* Task to complete
Reproduce each line of the material that follows, word for word.

--- Records Enclosed Below ---

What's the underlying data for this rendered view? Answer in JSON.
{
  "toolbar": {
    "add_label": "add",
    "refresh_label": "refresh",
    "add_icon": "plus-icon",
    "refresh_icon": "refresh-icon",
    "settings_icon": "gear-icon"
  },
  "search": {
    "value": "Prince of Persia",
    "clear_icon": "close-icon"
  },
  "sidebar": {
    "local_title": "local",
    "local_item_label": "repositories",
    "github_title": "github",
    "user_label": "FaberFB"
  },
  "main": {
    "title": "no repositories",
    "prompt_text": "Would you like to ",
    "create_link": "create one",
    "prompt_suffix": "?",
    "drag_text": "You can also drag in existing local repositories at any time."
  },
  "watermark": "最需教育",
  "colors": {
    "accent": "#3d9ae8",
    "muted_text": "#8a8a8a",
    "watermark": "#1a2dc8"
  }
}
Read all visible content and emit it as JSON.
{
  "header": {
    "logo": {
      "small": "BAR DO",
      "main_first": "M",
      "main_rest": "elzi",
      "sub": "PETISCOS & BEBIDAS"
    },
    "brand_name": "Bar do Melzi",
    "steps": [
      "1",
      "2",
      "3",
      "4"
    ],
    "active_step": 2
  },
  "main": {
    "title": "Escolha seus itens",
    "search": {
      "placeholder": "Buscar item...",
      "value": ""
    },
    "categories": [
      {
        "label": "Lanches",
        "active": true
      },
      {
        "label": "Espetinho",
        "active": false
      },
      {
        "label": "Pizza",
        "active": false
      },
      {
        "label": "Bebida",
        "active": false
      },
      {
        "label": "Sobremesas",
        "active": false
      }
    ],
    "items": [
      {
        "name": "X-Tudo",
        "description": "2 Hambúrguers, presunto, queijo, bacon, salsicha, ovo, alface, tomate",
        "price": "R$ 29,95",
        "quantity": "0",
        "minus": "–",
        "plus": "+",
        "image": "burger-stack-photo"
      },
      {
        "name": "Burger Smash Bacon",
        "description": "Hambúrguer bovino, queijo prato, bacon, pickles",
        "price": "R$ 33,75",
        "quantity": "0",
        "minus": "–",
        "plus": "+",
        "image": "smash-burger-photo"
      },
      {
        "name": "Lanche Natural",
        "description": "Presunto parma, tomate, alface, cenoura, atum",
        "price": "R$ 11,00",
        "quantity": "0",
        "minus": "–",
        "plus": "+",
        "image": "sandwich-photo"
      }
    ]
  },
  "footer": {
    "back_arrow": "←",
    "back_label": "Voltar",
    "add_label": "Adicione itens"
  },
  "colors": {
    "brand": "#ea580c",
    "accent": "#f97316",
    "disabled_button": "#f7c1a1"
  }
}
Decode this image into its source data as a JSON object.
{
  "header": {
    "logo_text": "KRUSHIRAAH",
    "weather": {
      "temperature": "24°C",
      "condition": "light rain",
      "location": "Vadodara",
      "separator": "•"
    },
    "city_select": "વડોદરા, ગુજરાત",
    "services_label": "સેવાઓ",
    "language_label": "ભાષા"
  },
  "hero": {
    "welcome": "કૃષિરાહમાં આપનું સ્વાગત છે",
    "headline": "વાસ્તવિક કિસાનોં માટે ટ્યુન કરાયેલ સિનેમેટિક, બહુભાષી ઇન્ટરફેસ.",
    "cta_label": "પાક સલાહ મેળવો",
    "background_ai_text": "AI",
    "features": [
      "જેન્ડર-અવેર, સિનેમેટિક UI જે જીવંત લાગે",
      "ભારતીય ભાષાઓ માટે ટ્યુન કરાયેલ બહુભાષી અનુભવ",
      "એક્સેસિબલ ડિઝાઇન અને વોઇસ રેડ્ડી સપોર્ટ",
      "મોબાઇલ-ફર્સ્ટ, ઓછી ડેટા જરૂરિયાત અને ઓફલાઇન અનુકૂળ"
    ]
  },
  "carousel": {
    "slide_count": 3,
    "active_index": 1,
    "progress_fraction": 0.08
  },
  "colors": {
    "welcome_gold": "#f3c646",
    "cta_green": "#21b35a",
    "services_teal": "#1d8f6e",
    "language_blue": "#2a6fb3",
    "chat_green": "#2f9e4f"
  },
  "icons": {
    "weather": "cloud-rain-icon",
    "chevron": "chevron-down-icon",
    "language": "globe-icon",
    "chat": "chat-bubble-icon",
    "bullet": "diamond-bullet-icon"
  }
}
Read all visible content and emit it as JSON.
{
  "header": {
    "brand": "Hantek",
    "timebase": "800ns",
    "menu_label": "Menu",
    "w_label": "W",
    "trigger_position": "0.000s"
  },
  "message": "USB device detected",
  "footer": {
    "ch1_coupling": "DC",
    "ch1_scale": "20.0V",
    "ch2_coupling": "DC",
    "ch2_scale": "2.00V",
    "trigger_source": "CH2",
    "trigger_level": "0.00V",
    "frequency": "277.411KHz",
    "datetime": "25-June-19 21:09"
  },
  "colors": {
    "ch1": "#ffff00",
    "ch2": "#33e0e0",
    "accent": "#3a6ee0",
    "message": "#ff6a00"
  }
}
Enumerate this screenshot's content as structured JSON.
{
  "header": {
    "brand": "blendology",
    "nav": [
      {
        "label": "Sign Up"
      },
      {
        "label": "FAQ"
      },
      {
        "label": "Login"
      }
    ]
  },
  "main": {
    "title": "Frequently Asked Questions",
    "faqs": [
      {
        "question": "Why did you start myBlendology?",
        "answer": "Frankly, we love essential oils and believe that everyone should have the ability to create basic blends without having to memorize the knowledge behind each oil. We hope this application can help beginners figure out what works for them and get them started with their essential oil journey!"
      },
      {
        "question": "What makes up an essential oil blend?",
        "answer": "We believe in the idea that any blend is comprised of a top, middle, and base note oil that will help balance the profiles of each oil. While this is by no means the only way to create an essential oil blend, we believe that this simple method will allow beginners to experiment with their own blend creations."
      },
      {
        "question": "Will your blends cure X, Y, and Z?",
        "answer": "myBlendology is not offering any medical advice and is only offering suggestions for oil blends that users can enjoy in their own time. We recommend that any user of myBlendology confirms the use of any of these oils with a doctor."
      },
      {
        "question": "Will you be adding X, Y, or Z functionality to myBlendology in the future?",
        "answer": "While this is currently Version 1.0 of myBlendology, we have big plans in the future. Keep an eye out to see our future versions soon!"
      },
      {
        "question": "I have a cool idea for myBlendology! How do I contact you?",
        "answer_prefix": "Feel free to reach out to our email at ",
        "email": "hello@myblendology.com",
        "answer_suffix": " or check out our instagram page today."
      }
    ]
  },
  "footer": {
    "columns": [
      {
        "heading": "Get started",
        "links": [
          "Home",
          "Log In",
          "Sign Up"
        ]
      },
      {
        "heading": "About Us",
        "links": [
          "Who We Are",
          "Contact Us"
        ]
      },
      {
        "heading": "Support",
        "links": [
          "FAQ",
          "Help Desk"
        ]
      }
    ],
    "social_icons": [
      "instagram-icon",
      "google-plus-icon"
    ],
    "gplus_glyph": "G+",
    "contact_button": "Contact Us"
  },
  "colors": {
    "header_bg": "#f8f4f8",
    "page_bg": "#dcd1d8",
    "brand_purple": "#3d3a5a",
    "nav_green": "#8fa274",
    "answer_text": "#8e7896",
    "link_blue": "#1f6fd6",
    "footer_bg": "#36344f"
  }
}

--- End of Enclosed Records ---

* Result of the task
What's the underlying data for this rendered view? Answer in JSON.
{
  "toolbar": {
    "add_label": "add",
    "refresh_label": "refresh",
    "add_icon": "plus-icon",
    "refresh_icon": "refresh-icon",
    "settings_icon": "gear-icon"
  },
  "search": {
    "value": "Prince of Persia",
    "clear_icon": "close-icon"
  },
  "sidebar": {
    "local_title": "local",
    "local_item_label": "repositories",
    "github_title": "github",
    "user_label": "FaberFB"
  },
  "main": {
    "title": "no repositories",
    "prompt_text": "Would you like to ",
    "create_link": "create one",
    "prompt_suffix": "?",
    "drag_text": "You can also drag in existing local repositories at any time."
  },
  "watermark": "最需教育",
  "colors": {
    "accent": "#3d9ae8",
    "muted_text": "#8a8a8a",
    "watermark": "#1a2dc8"
  }
}
Read all visible content and emit it as JSON.
{
  "header": {
    "logo": {
      "small": "BAR DO",
      "main_first": "M",
      "main_rest": "elzi",
      "sub": "PETISCOS & BEBIDAS"
    },
    "brand_name": "Bar do Melzi",
    "steps": [
      "1",
      "2",
      "3",
      "4"
    ],
    "active_step": 2
  },
  "main": {
    "title": "Escolha seus itens",
    "search": {
      "placeholder": "Buscar item...",
      "value": ""
    },
    "categories": [
      {
        "label": "Lanches",
        "active": true
      },
      {
        "label": "Espetinho",
        "active": false
      },
      {
        "label": "Pizza",
        "active": false
      },
      {
        "label": "Bebida",
        "active": false
      },
      {
        "label": "Sobremesas",
        "active": false
      }
    ],
    "items": [
      {
        "name": "X-Tudo",
        "description": "2 Hambúrguers, presunto, queijo, bacon, salsicha, ovo, alface, tomate",
        "price": "R$ 29,95",
        "quantity": "0",
        "minus": "–",
        "plus": "+",
        "image": "burger-stack-photo"
      },
      {
        "name": "Burger Smash Bacon",
        "description": "Hambúrguer bovino, queijo prato, bacon, pickles",
        "price": "R$ 33,75",
        "quantity": "0",
        "minus": "–",
        "plus": "+",
        "image": "smash-burger-photo"
      },
      {
        "name": "Lanche Natural",
        "description": "Presunto parma, tomate, alface, cenoura, atum",
        "price": "R$ 11,00",
        "quantity": "0",
        "minus": "–",
        "plus": "+",
        "image": "sandwich-photo"
      }
    ]
  },
  "footer": {
    "back_arrow": "←",
    "back_label": "Voltar",
    "add_label": "Adicione itens"
  },
  "colors": {
    "brand": "#ea580c",
    "accent": "#f97316",
    "disabled_button": "#f7c1a1"
  }
}
Decode this image into its source data as a JSON object.
{
  "header": {
    "logo_text": "KRUSHIRAAH",
    "weather": {
      "temperature": "24°C",
      "condition": "light rain",
      "location": "Vadodara",
      "separator": "•"
    },
    "city_select": "વડોદરા, ગુજરાત",
    "services_label": "સેવાઓ",
    "language_label": "ભાષા"
  },
  "hero": {
    "welcome": "કૃષિરાહમાં આપનું સ્વાગત છે",
    "headline": "વાસ્તવિક કિસાનોં માટે ટ્યુન કરાયેલ સિનેમેટિક, બહુભાષી ઇન્ટરફેસ.",
    "cta_label": "પાક સલાહ મેળવો",
    "background_ai_text": "AI",
    "features": [
      "જેન્ડર-અવેર, સિનેમેટિક UI જે જીવંત લાગે",
      "ભારતીય ભાષાઓ માટે ટ્યુન કરાયેલ બહુભાષી અનુભવ",
      "એક્સેસિબલ ડિઝાઇન અને વોઇસ રેડ્ડી સપોર્ટ",
      "મોબાઇલ-ફર્સ્ટ, ઓછી ડેટા જરૂરિયાત અને ઓફલાઇન અનુકૂળ"
    ]
  },
  "carousel": {
    "slide_count": 3,
    "active_index": 1,
    "progress_fraction": 0.08
  },
  "colors": {
    "welcome_gold": "#f3c646",
    "cta_green": "#21b35a",
    "services_teal": "#1d8f6e",
    "language_blue": "#2a6fb3",
    "chat_green": "#2f9e4f"
  },
  "icons": {
    "weather": "cloud-rain-icon",
    "chevron": "chevron-down-icon",
    "language": "globe-icon",
    "chat": "chat-bubble-icon",
    "bullet": "diamond-bullet-icon"
  }
}
Read all visible content and emit it as JSON.
{
  "header": {
    "brand": "Hantek",
    "timebase": "800ns",
    "menu_label": "Menu",
    "w_label": "W",
    "trigger_position": "0.000s"
  },
  "message": "USB device detected",
  "footer": {
    "ch1_coupling": "DC",
    "ch1_scale": "20.0V",
    "ch2_coupling": "DC",
    "ch2_scale": "2.00V",
    "trigger_source": "CH2",
    "trigger_level": "0.00V",
    "frequency": "277.411KHz",
    "datetime": "25-June-19 21:09"
  },
  "colors": {
    "ch1": "#ffff00",
    "ch2": "#33e0e0",
    "accent": "#3a6ee0",
    "message": "#ff6a00"
  }
}
Enumerate this screenshot's content as structured JSON.
{
  "header": {
    "brand": "blendology",
    "nav": [
      {
        "label": "Sign Up"
      },
      {
        "label": "FAQ"
      },
      {
        "label": "Login"
      }
    ]
  },
  "main": {
    "title": "Frequently Asked Questions",
    "faqs": [
      {
        "question": "Why did you start myBlendology?",
        "answer": "Frankly, we love essential oils and believe that everyone should have the ability to create basic blends without having to memorize the knowledge behind each oil. We hope this application can help beginners figure out what works for them and get them started with their essential oil journey!"
      },
      {
        "question": "What makes up an essential oil blend?",
        "answer": "We believe in the idea that any blend is comprised of a top, middle, and base note oil that will help balance the profiles of each oil. While this is by no means the only way to create an essential oil blend, we believe that this simple method will allow beginners to experiment with their own blend creations."
      },
      {
        "question": "Will your blends cure X, Y, and Z?",
        "answer": "myBlendology is not offering any medical advice and is only offering suggestions for oil blends that users can enjoy in their own time. We recommend that any user of myBlendology confirms the use of any of these oils with a doctor."
      },
      {
        "question": "Will you be adding X, Y, or Z functionality to myBlendology in the future?",
        "answer": "While this is currently Version 1.0 of myBlendology, we have big plans in the future. Keep an eye out to see our future versions soon!"
      },
      {
        "question": "I have a cool idea for myBlendology! How do I contact you?",
        "answer_prefix": "Feel free to reach out to our email at ",
        "email": "hello@myblendology.com",
        "answer_suffix": " or check out our instagram page today."
      }
    ]
  },
  "footer": {
    "columns": [
      {
        "heading": "Get started",
        "links": [
          "Home",
          "Log In",
          "Sign Up"
        ]
      },
      {
        "heading": "About Us",
        "links": [
          "Who We Are",
          "Contact Us"
        ]
      },
      {
        "heading": "Support",
        "links": [
          "FAQ",
          "Help Desk"
        ]
      }
    ],
    "social_icons": [
      "instagram-icon",
      "google-plus-icon"
    ],
    "gplus_glyph": "G+",
    "contact_button": "Contact Us"
  },
  "colors": {
    "header_bg": "#f8f4f8",
    "page_bg": "#dcd1d8",
    "brand_purple": "#3d3a5a",
    "nav_green": "#8fa274",
    "answer_text": "#8e7896",
    "link_blue": "#1f6fd6",
    "footer_bg": "#36344f"
  }
}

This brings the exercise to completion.